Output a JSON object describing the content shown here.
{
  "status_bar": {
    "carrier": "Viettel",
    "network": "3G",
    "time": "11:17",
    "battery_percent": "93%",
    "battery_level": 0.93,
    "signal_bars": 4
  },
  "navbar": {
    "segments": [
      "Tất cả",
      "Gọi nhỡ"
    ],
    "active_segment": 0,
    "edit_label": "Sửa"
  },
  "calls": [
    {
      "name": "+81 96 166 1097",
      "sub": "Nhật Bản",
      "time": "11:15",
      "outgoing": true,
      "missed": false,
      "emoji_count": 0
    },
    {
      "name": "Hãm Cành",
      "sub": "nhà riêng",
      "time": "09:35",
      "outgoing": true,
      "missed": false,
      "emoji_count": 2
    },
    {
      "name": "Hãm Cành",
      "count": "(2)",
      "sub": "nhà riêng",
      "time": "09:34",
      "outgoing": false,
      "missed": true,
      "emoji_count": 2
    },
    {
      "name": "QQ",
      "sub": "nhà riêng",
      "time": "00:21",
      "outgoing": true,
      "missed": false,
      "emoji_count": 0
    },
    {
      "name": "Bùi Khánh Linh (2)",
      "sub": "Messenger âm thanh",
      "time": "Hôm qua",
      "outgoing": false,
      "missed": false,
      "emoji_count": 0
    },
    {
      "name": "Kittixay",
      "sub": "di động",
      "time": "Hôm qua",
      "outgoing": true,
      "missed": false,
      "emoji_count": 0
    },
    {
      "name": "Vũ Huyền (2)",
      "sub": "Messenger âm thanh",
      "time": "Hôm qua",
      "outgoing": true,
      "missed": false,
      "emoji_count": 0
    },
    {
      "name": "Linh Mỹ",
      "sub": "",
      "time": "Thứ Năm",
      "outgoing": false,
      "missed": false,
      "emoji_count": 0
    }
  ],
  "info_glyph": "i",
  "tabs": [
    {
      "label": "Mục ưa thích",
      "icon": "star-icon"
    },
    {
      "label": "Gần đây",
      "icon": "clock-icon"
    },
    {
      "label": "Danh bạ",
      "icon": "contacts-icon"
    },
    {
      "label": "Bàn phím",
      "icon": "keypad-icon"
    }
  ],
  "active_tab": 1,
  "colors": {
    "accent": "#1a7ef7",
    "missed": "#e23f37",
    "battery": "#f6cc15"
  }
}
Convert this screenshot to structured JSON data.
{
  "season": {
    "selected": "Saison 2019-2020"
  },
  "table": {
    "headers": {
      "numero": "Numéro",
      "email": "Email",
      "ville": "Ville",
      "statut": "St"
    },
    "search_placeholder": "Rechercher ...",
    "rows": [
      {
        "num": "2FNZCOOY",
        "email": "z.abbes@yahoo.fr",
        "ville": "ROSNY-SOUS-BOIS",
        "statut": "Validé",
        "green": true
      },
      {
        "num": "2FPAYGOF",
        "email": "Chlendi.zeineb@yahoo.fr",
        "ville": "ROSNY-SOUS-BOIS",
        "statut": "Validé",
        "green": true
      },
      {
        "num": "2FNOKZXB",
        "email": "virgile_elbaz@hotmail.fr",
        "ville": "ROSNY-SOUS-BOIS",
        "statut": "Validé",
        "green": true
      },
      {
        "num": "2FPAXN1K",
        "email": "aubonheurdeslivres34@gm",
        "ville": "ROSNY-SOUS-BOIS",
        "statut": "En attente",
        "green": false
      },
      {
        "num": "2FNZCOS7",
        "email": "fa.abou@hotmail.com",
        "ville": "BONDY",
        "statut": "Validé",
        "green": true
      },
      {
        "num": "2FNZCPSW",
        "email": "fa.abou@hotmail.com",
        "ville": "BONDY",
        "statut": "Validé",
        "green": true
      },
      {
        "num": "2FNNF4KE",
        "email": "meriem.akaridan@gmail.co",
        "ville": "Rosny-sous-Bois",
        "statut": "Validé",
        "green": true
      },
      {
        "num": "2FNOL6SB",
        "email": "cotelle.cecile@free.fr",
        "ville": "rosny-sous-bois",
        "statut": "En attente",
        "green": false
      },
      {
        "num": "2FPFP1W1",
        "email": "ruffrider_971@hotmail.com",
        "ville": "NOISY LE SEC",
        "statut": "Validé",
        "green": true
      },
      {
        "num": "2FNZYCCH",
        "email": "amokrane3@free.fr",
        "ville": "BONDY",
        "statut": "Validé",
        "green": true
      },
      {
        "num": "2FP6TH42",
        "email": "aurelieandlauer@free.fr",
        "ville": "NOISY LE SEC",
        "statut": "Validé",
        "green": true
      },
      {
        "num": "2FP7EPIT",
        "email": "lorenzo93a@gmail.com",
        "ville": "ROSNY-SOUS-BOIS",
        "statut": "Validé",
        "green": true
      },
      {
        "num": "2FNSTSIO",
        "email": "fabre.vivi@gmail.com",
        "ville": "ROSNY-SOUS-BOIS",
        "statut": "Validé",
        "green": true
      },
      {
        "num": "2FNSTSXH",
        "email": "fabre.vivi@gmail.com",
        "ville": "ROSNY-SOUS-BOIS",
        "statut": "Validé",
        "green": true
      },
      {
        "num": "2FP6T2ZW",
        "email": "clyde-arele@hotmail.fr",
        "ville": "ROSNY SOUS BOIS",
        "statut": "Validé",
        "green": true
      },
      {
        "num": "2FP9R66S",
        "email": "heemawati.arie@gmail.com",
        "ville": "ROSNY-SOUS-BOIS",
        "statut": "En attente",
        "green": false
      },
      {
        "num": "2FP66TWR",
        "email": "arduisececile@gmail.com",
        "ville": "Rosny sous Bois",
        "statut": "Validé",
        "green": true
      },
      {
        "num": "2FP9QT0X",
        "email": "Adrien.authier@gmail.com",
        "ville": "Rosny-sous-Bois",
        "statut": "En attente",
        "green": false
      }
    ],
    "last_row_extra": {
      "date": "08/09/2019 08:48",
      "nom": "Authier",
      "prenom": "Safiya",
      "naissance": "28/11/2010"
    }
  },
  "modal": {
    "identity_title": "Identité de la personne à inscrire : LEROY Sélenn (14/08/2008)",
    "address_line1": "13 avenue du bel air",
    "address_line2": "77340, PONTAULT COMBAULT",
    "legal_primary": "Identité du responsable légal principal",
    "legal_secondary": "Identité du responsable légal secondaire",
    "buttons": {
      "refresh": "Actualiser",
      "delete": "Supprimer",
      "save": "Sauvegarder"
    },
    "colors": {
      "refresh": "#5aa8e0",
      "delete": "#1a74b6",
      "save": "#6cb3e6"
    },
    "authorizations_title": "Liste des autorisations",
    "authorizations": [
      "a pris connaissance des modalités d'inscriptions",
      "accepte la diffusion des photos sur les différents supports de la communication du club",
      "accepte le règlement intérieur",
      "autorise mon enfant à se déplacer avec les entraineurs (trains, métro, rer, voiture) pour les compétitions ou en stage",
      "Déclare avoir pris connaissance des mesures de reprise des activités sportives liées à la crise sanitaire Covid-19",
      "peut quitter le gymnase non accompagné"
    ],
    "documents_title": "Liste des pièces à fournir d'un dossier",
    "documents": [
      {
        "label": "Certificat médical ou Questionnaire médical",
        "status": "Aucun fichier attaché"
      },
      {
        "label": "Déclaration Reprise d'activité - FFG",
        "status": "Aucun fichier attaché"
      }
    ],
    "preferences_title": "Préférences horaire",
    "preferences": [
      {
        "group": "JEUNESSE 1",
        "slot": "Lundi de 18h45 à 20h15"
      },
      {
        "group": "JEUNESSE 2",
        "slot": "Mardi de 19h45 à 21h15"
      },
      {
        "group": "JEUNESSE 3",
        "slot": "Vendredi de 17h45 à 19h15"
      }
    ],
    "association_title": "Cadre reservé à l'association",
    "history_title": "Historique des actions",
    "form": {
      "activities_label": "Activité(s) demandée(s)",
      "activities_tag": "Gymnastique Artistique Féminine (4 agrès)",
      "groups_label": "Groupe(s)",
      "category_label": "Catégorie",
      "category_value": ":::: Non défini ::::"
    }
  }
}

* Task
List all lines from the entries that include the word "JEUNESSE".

* Written solution
        "group": "JEUNESSE 1",
        "group": "JEUNESSE 2",
        "group": "JEUNESSE 3",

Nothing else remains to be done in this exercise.